> Task item
Filter this material down to the lines that hold "amount", copying each one.
───── Extracted material ─────
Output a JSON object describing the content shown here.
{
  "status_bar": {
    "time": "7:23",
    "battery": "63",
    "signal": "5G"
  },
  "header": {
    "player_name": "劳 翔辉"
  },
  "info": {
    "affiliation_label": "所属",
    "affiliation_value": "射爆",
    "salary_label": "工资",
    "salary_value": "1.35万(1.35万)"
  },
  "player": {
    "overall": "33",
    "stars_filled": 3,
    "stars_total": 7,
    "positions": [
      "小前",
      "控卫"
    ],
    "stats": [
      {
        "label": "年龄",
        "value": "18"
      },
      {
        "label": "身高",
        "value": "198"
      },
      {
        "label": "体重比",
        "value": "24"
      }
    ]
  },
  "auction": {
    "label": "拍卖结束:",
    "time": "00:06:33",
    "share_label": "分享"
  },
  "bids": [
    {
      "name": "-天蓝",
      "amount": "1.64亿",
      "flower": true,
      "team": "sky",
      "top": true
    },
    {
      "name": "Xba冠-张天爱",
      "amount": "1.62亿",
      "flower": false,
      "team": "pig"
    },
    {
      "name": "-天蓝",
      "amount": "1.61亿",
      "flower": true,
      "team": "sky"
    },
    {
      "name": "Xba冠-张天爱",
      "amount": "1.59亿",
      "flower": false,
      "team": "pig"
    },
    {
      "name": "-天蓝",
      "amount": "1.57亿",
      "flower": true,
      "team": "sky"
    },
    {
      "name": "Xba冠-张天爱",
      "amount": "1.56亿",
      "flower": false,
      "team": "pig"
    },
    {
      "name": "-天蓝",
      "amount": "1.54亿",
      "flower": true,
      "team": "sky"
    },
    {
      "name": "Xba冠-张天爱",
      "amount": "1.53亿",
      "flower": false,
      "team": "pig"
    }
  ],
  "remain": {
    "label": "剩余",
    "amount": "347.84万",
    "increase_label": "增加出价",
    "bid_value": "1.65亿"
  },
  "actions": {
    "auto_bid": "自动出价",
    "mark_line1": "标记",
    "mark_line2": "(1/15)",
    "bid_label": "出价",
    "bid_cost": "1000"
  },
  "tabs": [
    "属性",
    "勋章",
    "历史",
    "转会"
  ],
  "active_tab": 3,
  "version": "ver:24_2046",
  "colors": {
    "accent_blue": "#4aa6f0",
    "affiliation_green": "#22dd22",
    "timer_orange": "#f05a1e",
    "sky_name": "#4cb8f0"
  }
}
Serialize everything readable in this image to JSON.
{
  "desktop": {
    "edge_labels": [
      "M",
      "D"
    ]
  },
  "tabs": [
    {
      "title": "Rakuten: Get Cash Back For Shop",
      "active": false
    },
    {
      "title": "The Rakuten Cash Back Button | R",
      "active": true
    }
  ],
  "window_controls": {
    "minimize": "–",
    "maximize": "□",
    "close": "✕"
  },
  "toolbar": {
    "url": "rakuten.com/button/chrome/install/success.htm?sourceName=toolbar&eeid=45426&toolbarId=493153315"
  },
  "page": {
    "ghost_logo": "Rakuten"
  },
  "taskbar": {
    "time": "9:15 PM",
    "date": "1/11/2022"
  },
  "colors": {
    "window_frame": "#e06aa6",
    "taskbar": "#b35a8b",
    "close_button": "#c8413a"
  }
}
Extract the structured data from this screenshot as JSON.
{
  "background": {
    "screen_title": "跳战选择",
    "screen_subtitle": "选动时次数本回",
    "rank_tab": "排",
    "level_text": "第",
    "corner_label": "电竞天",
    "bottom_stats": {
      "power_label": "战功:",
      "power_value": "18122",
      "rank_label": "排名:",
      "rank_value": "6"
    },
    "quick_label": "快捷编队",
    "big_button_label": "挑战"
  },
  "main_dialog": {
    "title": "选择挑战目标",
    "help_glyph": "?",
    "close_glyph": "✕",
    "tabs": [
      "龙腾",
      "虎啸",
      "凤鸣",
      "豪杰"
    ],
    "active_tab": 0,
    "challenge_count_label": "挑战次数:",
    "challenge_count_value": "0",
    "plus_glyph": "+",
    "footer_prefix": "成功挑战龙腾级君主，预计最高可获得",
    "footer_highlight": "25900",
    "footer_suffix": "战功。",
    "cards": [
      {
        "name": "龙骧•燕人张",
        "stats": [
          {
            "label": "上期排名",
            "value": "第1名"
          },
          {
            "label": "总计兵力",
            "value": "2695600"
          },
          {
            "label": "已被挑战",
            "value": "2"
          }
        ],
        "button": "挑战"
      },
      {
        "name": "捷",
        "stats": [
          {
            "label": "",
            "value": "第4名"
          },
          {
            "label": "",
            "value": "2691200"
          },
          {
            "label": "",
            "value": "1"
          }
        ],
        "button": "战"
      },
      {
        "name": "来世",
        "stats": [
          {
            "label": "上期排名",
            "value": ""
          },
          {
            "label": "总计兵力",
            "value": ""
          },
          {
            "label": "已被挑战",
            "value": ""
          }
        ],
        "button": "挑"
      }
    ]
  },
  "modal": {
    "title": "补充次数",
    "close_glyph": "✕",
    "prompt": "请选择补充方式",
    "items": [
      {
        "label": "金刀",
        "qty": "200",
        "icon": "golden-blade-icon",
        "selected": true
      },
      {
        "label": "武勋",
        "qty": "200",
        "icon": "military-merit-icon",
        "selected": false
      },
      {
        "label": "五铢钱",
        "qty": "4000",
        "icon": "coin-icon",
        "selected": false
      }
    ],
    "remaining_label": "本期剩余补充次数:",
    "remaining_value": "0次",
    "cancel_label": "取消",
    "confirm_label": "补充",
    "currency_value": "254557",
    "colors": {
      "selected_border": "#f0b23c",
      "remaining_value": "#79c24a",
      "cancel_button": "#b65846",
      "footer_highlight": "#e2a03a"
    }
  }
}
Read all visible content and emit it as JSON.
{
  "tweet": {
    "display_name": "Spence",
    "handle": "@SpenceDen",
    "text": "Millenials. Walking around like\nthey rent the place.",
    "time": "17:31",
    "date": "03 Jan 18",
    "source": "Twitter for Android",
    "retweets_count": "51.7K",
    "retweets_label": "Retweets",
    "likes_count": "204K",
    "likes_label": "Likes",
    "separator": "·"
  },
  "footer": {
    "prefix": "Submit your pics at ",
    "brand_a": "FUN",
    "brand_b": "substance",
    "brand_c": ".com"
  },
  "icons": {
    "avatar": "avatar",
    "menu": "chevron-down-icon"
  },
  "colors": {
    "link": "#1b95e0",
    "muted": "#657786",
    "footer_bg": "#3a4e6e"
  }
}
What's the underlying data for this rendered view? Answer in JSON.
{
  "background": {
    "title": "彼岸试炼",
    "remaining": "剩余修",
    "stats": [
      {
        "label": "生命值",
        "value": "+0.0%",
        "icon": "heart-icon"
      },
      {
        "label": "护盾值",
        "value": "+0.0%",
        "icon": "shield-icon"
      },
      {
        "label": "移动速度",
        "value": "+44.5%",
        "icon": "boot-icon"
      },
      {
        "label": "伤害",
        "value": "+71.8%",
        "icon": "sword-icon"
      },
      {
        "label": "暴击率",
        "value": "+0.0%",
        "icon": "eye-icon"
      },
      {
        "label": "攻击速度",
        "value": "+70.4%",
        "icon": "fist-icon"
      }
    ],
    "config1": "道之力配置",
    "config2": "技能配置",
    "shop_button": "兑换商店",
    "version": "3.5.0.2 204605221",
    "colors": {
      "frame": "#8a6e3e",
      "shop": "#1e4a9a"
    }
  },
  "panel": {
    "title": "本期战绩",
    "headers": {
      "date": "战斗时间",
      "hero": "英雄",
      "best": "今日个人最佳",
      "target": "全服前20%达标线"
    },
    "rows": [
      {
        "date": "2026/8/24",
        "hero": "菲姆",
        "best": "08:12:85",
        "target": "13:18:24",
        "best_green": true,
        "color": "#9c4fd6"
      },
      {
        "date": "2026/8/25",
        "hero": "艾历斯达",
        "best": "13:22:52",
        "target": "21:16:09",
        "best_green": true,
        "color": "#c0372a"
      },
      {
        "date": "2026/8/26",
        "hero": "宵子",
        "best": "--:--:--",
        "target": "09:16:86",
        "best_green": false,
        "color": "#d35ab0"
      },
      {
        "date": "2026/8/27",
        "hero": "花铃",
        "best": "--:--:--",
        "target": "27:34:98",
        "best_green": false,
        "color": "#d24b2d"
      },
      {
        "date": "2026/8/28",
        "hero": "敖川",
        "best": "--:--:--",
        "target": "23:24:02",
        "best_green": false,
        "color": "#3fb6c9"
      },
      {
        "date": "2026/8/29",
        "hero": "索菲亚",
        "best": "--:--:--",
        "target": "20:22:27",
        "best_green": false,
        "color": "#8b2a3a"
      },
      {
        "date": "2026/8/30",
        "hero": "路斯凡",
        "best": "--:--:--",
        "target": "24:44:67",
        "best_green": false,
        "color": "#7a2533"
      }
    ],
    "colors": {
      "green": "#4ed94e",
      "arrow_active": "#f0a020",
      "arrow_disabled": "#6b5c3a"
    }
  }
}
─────
> Output below
      "amount": "1.64亿",
      "amount": "1.62亿",
      "amount": "1.61亿",
      "amount": "1.59亿",
      "amount": "1.57亿",
      "amount": "1.56亿",
      "amount": "1.54亿",
      "amount": "1.53亿",
    "amount": "347.84万",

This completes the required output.